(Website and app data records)

-- Opening Marker --

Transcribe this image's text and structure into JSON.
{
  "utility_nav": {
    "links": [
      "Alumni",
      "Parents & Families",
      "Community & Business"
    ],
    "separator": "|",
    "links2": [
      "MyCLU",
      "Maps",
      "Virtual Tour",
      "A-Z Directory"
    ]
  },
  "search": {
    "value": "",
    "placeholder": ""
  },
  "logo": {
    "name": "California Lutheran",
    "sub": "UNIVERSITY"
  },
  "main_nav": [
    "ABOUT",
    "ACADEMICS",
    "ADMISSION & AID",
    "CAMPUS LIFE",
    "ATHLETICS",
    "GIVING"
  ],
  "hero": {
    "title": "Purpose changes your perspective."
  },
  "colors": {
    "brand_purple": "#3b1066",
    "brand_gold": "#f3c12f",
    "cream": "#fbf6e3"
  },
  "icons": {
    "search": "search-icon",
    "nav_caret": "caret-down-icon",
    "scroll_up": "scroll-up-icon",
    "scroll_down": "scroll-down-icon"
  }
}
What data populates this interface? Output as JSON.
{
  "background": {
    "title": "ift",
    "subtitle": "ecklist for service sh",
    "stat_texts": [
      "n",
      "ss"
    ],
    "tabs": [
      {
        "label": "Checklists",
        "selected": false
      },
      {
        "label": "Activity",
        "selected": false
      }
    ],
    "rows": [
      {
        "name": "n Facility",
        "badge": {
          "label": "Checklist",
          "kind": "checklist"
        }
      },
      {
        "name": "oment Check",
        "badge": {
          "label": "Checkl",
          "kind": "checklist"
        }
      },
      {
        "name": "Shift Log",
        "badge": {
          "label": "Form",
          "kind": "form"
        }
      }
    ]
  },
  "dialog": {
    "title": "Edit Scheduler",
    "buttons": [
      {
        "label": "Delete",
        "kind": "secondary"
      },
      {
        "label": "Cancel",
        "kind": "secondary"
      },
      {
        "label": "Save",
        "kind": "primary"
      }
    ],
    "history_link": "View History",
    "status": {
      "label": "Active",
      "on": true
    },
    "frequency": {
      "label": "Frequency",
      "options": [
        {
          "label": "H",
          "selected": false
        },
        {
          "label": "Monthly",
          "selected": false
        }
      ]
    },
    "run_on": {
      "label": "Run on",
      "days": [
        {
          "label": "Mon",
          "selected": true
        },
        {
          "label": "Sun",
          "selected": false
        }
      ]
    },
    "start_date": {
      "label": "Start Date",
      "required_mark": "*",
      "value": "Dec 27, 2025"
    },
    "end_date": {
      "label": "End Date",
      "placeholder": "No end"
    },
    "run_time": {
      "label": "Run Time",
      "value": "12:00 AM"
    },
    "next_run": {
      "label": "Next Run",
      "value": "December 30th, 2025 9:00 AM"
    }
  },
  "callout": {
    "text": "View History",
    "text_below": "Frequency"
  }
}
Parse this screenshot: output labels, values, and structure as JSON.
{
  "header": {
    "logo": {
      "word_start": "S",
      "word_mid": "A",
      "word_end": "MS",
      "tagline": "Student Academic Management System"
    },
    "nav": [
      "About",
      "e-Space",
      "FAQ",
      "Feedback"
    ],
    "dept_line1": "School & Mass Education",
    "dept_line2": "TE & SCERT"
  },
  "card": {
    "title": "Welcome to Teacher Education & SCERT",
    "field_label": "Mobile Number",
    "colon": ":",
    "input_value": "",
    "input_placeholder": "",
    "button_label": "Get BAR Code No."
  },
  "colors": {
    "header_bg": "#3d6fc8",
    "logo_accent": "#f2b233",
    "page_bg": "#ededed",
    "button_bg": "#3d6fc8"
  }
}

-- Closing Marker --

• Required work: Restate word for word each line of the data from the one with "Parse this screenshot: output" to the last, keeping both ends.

• Solution to the exercise:
Parse this screenshot: output labels, values, and structure as JSON.
{
  "header": {
    "logo": {
      "word_start": "S",
      "word_mid": "A",
      "word_end": "MS",
      "tagline": "Student Academic Management System"
    },
    "nav": [
      "About",
      "e-Space",
      "FAQ",
      "Feedback"
    ],
    "dept_line1": "School & Mass Education",
    "dept_line2": "TE & SCERT"
  },
  "card": {
    "title": "Welcome to Teacher Education & SCERT",
    "field_label": "Mobile Number",
    "colon": ":",
    "input_value": "",
    "input_placeholder": "",
    "button_label": "Get BAR Code No."
  },
  "colors": {
    "header_bg": "#3d6fc8",
    "logo_accent": "#f2b233",
    "page_bg": "#ededed",
    "button_bg": "#3d6fc8"
  }
}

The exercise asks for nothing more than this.